In their recent publication, "Building Tomorrow's Healthcare System: The Pathway to High Quality, Affordable Care," BlueCross BlueShield Assocation (BCBSA) calls for incentives to reward safety and reinforce primary care. One of the nation's largest insurance companies, BCBSA encourages federal government to adopt "value-based purchasing" and urges individuals eligible for Medicare or Medicaid to enroll in managed care plans. The Association also wants faster implementation of these types of programs in order to show savings more quickly.
In her New England Journal of Medicine article, "Hard Choices--Alternatives for Reining in Medicare and Medicaid Spending," Dr. Meredith B. Rosenthal of the Harvard School of Public Health compares and contrasts the two most prominent proposals to reform health care: Paul Ryan's "Roadmap for America's Future" and the White House's Affordable Care Act (ACA). She summarizes the main arguments supporting and opposing the two plans.

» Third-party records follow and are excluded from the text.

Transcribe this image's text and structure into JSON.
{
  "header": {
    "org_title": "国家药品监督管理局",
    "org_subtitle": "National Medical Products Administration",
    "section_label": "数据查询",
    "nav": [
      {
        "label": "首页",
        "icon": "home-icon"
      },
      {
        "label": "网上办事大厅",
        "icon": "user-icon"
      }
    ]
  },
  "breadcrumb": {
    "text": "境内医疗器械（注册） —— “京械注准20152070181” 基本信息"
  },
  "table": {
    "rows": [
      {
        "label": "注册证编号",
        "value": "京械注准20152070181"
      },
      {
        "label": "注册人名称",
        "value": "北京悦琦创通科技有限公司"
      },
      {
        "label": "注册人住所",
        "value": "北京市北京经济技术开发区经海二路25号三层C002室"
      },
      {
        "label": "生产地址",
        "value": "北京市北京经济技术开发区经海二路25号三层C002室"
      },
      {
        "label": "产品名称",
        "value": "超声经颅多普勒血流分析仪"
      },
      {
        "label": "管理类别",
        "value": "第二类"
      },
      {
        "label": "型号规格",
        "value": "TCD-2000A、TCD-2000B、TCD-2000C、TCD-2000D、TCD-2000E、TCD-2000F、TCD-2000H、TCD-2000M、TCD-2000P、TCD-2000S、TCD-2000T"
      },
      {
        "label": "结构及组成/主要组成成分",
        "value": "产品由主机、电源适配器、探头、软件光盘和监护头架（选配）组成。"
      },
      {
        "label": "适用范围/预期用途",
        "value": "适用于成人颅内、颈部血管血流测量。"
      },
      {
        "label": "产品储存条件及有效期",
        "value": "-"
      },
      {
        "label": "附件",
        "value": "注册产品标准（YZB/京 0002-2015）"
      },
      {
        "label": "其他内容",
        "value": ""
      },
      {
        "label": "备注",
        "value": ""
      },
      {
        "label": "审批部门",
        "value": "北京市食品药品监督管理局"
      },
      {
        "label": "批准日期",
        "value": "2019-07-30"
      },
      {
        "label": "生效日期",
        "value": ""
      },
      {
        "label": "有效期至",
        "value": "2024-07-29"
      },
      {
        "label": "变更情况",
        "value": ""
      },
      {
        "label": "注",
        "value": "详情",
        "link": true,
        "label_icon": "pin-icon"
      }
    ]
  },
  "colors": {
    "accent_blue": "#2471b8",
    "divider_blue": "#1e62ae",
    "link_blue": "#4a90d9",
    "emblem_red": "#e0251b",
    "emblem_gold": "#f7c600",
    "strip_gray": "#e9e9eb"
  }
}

The beauty of Ryan's plan is that by fixing the federal government's contribution to Medicare and Medicaid to a formula unrelated to the growth of overall health care costs, it would guarantee controlled federal spending growth. However, this would also shift financial risk to beneficiaries and state governments. The ACA alters the landscape for control federal health care spending by creating new institutions intended to facilitate progress toward reform and by directly altering payment formulas for Medicare and Medicaid. The downside of this cost savings portion of the ACA is that implementation of payment and delivery reforms is complex.
In an article published in Health Affairs, actuaries with the Center for Medicare and Medicaid Services project US health spending will grow at a rate .2 percent faster under health reform than projected under prior law (6.3 percent instead of 6.1) over the next decade. They also estimate the administrative costs for health reform will be $2.4 billion for the US Department of Health and Human Services, $37.7 billion in state and federal costs for establishing insurance exchanges, and an increase of $31 billion in state and federal administrative costs for Medicaid.
The Congressional Budget Office (CBO), the legislative branch agency responsible for estimating the cost of legislation, issued two reports on July 24th related to the Affordable Care Act (ACA). The first report, revised cost and health insurance coverage estimates for the ACA in the wake of the Supreme Court ruling in NFIB v. Sebelius[1]. In that ruling, the Court concluded the individual requirement to purchase health insurance coverage, while not a reasonable exercise of congressional Commerce Clause authority, is constitutional as a tax under congressional Spending Clause authority. The Court also held that the ACA’s Medicaid expansion, requiring states to cover all non-elderly individuals with incomes below 133[2] percent of the federal poverty level was unconstitutional. However, rather than striking the requirement, the Court precluded the Secretary of the Department of Health and Human Services (HHS) from enforcing the mandate by withholding all Medicaid funds. As a result of the ruling, states now have the option of expanding coverage to 133 percent of the federal poverty level (FPL), and will receive enhanced federal matching funds as provided under the law, but are not required to expand coverage.[3]